◆ EXERCISE DATA:

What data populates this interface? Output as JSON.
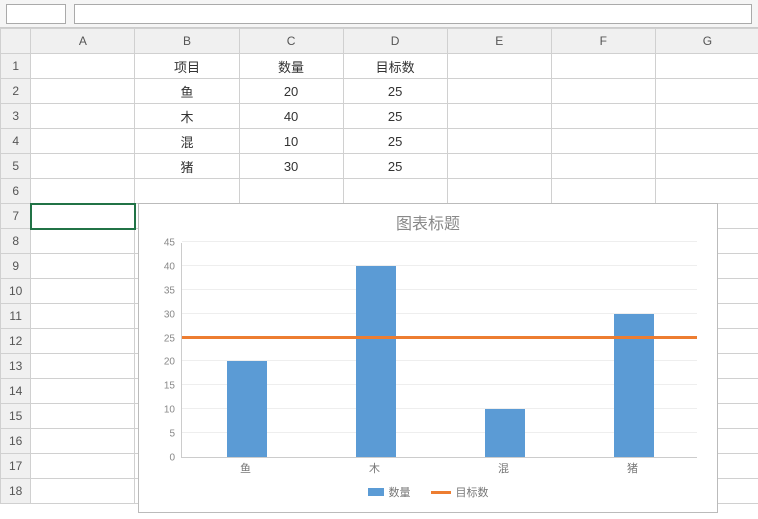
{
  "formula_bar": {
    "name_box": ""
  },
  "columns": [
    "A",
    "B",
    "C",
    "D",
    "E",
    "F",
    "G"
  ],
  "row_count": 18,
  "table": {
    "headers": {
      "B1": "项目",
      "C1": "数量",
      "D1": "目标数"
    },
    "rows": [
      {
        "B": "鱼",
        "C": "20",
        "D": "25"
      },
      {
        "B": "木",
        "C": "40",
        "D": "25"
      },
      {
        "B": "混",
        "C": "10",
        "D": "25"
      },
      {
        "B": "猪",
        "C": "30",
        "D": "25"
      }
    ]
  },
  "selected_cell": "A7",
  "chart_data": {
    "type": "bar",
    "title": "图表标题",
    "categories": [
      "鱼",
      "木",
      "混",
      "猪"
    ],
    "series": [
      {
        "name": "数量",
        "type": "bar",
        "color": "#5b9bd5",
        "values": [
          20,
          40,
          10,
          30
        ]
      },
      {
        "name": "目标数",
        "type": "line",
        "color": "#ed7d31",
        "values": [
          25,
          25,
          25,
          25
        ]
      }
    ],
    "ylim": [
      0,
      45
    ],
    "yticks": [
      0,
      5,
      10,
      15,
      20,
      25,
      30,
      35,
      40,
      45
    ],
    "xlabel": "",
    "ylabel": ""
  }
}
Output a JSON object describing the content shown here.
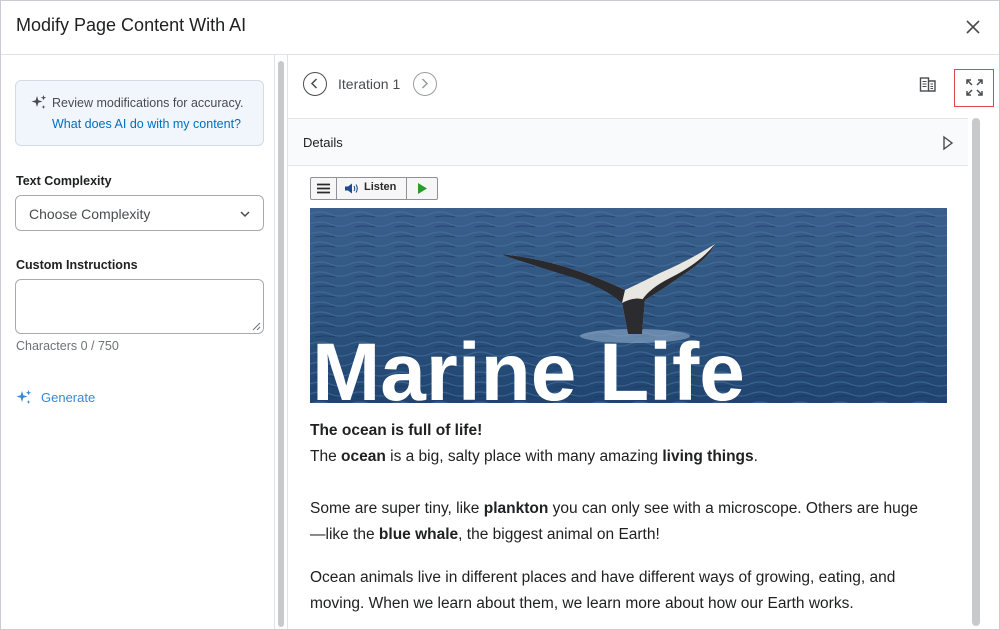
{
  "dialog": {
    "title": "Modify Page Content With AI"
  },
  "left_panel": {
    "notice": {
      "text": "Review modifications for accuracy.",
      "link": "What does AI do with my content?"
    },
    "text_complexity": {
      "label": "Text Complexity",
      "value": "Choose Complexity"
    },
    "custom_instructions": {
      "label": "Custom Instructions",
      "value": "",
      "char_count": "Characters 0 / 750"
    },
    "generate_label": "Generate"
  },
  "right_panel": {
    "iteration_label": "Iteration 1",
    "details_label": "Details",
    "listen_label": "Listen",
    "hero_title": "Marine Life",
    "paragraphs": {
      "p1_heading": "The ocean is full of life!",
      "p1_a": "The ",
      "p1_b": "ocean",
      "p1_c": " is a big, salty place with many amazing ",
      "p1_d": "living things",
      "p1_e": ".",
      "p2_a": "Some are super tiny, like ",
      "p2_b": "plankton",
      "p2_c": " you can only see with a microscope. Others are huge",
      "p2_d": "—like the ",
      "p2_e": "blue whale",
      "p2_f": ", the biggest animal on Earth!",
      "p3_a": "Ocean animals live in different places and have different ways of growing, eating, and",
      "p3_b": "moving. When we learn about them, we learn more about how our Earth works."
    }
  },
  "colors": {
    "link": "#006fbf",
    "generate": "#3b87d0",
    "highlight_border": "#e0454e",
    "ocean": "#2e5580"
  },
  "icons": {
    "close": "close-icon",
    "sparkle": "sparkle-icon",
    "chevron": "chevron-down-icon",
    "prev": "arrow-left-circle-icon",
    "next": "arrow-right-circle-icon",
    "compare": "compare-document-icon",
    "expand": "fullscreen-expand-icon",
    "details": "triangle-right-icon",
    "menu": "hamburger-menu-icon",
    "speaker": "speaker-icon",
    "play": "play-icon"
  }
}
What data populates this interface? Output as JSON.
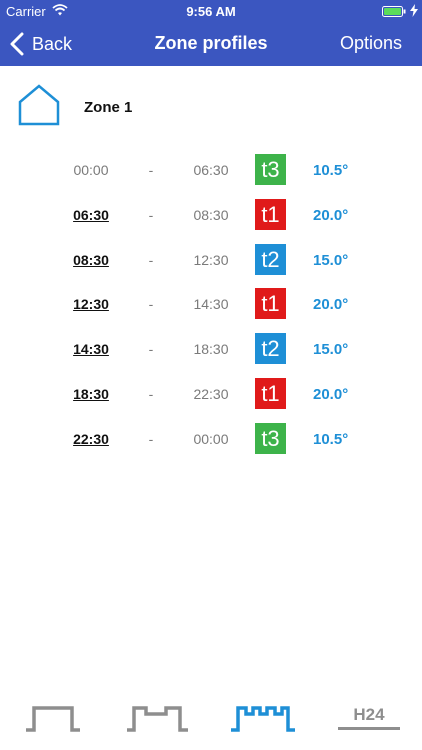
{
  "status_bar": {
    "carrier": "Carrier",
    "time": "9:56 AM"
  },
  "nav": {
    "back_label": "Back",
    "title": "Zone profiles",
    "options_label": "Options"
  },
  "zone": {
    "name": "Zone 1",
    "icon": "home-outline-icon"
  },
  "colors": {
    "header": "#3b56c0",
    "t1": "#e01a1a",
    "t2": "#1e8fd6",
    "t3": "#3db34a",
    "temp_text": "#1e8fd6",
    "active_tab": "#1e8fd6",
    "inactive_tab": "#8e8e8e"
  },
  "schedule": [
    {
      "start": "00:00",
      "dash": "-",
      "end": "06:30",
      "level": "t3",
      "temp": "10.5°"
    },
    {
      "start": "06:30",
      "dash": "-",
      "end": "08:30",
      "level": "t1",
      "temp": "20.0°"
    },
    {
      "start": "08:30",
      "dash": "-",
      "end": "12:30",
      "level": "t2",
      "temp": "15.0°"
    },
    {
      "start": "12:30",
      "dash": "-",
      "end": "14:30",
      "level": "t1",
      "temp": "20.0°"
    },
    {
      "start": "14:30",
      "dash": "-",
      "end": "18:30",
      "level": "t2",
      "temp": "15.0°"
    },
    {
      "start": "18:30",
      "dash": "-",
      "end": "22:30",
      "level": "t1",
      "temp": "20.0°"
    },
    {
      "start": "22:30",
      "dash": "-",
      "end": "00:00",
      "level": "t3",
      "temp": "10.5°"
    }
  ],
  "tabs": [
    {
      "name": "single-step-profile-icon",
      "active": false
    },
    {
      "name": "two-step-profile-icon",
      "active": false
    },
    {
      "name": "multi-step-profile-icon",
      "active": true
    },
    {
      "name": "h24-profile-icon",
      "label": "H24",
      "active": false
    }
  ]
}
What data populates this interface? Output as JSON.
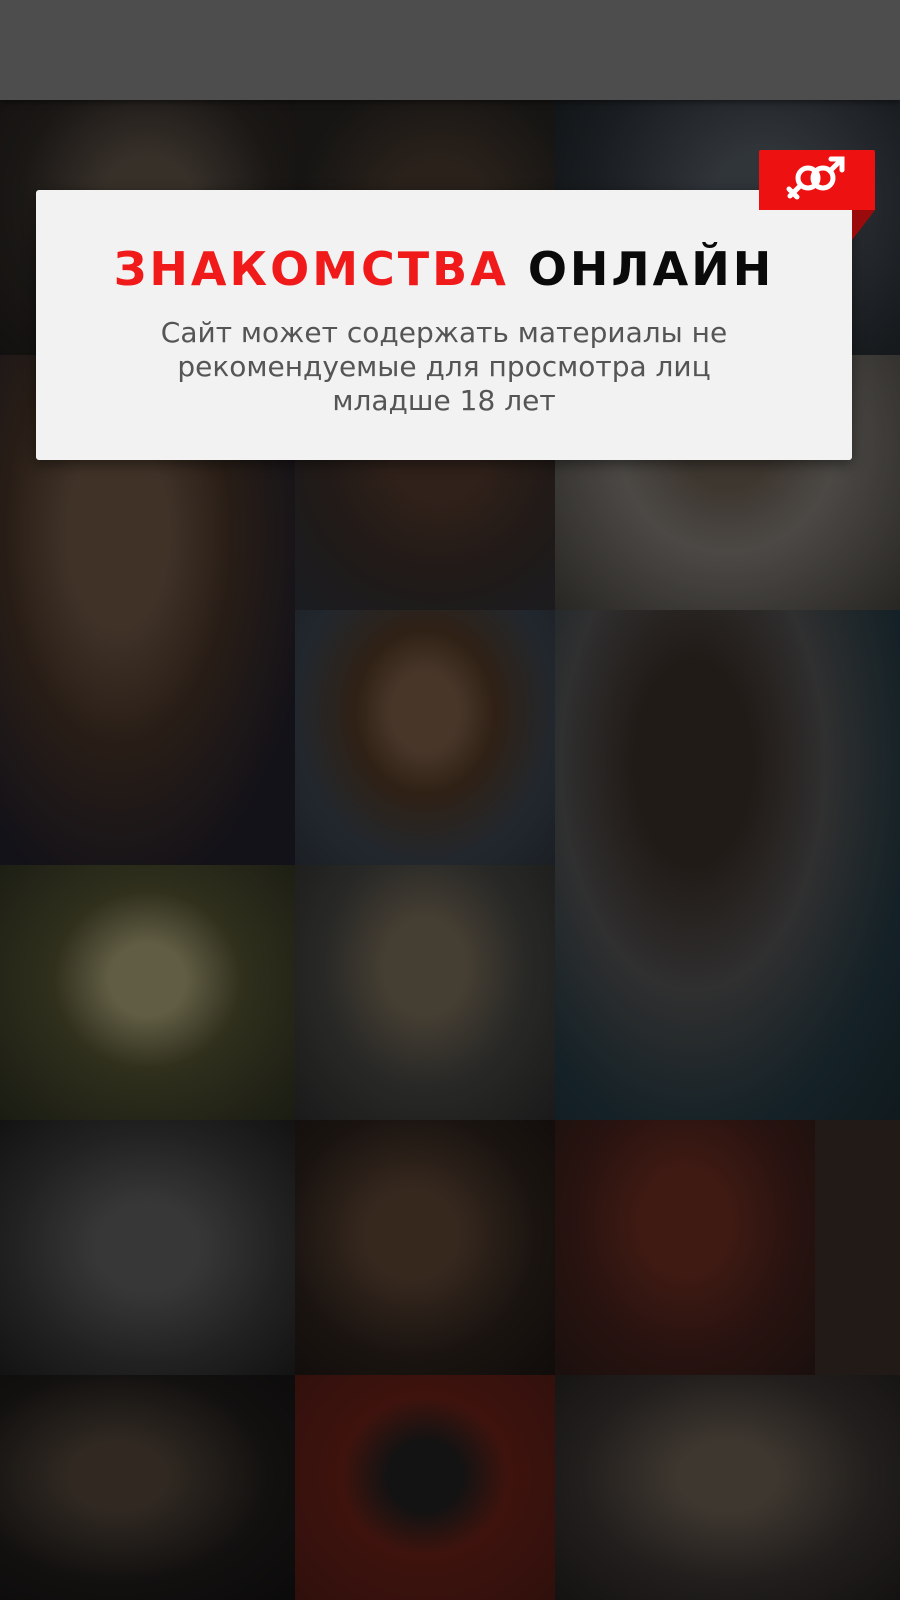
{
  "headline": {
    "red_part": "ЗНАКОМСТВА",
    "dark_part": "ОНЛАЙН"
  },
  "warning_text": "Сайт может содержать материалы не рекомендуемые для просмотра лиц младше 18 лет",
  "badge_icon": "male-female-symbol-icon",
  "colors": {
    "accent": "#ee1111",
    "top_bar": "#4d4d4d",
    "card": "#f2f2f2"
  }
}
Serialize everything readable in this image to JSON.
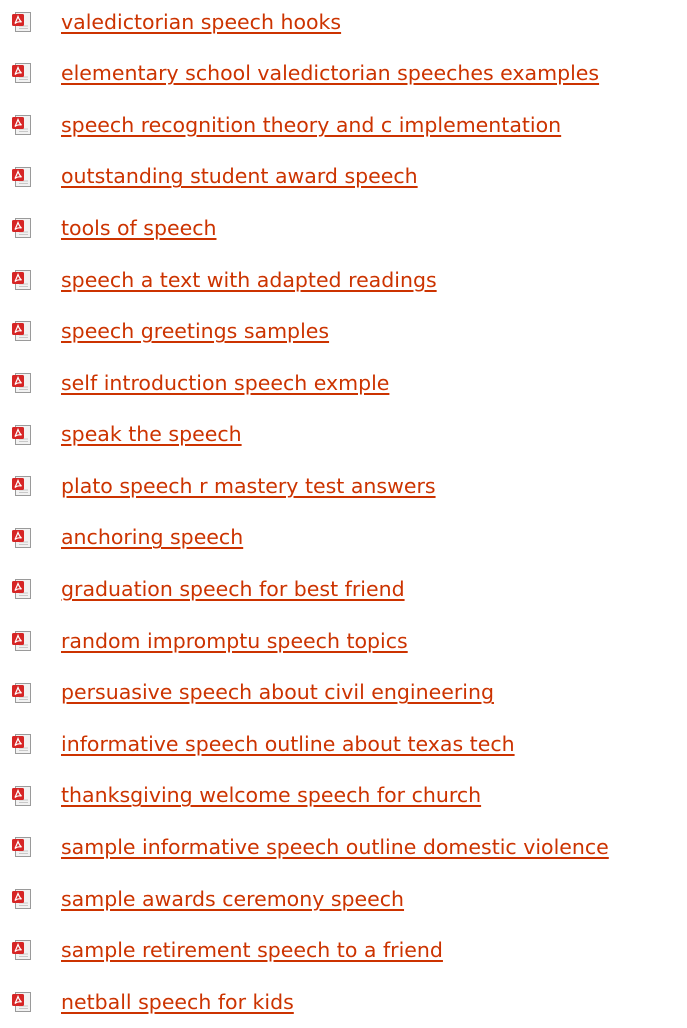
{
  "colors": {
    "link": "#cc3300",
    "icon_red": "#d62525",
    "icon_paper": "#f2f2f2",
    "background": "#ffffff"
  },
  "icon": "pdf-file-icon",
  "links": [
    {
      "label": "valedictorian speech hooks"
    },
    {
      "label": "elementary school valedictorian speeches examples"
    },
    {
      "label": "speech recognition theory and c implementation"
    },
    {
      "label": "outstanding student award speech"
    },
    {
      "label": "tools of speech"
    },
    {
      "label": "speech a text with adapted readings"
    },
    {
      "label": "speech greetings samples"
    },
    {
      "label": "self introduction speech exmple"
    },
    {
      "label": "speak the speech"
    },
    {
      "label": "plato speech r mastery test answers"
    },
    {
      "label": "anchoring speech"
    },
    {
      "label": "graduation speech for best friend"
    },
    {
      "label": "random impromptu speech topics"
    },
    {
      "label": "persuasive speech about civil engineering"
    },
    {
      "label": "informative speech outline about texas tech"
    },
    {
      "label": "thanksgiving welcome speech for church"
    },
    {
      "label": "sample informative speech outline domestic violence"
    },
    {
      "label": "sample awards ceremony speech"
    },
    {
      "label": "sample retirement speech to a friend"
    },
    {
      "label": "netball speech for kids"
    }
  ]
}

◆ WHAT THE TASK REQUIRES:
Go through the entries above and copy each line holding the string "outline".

◆ SOLUTION:
    "icon": "home-outline-icon"
      "label": "informative speech outline about texas tech"
      "label": "sample informative speech outline domestic violence"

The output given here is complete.